* [Task prompt]
Pull every line that includes the word "bottom" from the data.

* [Material to process]
···

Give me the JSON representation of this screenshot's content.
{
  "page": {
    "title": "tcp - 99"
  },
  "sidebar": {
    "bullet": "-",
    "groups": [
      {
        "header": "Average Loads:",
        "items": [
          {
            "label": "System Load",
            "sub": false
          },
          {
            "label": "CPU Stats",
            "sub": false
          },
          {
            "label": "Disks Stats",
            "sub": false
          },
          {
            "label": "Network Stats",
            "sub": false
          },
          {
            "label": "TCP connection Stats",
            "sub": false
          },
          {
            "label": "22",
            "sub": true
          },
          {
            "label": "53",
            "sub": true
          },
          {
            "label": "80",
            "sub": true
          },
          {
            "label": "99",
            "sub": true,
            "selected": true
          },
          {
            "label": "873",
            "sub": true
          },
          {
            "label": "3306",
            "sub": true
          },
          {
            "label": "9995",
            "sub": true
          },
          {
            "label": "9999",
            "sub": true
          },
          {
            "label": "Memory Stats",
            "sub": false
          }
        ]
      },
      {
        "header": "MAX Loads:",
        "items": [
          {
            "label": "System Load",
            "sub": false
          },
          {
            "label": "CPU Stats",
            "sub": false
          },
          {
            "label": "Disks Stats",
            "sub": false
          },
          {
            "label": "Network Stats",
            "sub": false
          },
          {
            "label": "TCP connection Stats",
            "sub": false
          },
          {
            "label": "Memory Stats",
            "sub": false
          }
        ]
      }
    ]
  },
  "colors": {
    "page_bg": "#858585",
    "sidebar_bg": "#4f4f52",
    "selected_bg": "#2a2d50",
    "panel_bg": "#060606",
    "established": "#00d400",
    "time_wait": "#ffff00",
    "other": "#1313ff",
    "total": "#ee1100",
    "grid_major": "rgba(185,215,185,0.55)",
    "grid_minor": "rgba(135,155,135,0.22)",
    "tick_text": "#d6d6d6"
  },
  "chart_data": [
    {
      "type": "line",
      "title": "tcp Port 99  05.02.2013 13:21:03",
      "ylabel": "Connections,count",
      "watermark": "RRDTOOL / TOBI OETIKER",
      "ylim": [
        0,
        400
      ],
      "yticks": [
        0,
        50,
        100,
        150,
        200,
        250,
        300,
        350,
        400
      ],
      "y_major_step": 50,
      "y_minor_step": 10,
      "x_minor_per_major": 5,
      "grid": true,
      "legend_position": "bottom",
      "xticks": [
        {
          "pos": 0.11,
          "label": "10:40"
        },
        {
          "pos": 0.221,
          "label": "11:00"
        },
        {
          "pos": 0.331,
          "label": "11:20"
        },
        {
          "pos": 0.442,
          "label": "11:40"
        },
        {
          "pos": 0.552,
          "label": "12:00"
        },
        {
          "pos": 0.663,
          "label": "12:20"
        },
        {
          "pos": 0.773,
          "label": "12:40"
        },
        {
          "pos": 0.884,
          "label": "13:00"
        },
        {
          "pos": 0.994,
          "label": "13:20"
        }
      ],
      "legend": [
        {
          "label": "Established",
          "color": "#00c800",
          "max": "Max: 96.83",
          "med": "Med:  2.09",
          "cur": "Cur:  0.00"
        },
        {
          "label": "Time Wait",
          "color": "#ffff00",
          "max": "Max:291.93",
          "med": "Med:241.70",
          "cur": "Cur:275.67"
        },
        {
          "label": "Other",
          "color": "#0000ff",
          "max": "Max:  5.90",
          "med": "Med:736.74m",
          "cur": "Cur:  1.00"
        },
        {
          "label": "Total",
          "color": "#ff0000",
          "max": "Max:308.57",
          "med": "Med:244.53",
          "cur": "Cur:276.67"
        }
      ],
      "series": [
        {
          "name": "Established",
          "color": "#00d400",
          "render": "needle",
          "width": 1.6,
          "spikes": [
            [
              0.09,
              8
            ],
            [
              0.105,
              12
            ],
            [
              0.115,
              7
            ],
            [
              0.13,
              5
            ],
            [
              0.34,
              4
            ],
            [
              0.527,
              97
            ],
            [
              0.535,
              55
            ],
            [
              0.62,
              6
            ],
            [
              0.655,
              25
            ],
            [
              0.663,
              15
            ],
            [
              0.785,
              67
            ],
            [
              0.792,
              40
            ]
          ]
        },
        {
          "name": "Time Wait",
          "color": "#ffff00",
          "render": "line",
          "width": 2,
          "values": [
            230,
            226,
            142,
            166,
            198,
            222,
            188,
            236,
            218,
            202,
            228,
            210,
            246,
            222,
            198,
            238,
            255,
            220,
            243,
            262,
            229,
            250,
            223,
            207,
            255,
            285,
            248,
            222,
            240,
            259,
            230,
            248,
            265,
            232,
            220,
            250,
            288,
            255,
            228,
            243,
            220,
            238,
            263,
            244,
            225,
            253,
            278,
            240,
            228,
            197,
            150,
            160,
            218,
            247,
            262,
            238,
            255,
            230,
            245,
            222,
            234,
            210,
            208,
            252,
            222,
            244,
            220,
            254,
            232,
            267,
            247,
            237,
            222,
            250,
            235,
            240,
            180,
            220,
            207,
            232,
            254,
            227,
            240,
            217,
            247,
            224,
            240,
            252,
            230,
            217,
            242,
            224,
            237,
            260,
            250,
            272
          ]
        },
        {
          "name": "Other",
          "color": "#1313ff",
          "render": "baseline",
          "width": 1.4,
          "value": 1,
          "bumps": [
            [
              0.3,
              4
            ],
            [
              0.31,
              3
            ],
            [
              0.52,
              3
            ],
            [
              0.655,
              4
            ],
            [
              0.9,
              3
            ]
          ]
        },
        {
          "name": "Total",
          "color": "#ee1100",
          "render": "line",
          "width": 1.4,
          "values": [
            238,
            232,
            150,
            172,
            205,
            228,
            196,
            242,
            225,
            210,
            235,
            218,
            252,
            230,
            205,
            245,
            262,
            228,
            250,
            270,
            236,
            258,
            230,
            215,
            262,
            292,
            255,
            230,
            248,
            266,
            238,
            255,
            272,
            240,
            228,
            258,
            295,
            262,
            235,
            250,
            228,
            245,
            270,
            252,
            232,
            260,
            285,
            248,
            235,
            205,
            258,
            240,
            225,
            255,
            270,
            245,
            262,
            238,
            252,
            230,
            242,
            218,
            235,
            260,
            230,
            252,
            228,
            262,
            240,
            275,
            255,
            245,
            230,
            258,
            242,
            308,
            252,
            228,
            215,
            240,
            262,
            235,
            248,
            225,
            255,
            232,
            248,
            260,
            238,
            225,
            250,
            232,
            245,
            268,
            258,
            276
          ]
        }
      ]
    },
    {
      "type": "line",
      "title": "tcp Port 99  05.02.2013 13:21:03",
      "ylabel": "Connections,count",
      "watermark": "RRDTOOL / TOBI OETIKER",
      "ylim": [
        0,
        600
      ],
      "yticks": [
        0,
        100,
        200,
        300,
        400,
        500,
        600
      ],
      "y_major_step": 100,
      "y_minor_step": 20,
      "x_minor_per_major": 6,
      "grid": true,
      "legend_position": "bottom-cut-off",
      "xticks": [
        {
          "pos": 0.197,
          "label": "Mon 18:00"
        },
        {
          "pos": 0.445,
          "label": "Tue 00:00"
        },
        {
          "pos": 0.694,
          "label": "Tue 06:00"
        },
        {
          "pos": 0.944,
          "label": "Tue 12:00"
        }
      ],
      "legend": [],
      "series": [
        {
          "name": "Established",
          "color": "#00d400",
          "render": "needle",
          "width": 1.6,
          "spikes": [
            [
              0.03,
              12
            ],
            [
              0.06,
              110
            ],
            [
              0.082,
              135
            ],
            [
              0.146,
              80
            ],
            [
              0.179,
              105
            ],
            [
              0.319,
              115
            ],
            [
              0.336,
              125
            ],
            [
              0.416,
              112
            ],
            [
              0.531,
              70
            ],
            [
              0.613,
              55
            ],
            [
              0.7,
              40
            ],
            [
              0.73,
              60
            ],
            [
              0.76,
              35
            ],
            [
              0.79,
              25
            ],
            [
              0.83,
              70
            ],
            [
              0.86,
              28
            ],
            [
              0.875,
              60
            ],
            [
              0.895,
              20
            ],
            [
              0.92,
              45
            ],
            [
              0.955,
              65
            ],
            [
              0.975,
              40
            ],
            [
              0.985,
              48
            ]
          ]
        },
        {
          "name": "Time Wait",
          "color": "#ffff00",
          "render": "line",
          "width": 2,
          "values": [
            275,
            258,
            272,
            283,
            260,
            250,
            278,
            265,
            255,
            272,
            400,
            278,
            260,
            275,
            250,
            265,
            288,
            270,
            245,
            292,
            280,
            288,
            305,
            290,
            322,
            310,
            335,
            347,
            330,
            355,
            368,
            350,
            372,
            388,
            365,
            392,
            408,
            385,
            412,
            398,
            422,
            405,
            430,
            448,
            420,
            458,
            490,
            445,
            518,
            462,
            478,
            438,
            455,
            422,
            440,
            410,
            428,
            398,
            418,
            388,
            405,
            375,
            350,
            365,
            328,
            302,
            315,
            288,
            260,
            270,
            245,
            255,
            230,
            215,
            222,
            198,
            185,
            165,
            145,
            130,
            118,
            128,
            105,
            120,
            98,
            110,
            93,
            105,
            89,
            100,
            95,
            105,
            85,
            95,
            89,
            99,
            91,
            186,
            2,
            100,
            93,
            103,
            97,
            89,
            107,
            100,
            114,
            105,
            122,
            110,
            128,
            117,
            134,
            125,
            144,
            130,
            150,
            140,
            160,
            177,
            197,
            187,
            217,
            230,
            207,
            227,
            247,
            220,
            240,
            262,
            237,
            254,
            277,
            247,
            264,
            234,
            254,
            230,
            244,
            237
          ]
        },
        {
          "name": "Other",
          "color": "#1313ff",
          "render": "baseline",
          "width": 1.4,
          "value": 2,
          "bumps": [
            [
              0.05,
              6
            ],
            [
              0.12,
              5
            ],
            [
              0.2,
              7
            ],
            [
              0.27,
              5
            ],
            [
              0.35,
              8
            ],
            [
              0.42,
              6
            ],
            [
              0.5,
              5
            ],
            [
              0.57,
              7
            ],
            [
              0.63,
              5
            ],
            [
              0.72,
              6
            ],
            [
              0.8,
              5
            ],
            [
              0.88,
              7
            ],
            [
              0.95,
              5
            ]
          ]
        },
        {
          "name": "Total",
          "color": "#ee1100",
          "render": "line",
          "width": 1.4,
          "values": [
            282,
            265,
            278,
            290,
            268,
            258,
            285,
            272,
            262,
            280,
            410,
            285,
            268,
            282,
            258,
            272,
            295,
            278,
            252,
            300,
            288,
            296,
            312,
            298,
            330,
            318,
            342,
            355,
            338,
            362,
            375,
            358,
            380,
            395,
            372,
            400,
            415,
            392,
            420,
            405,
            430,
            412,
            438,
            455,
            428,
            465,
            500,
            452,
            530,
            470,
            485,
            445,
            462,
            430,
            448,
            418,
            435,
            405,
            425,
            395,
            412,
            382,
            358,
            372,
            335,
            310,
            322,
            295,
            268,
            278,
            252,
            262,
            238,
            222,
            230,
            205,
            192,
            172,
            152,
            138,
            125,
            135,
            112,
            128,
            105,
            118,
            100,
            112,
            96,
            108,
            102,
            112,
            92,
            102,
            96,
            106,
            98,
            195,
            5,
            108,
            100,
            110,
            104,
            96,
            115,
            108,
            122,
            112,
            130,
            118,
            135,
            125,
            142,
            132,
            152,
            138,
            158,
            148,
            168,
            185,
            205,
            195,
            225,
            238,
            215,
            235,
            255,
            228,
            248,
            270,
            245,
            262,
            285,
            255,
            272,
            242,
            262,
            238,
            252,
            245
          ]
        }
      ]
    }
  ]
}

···

* [Task output]
      "legend_position": "bottom",
      "legend_position": "bottom-cut-off",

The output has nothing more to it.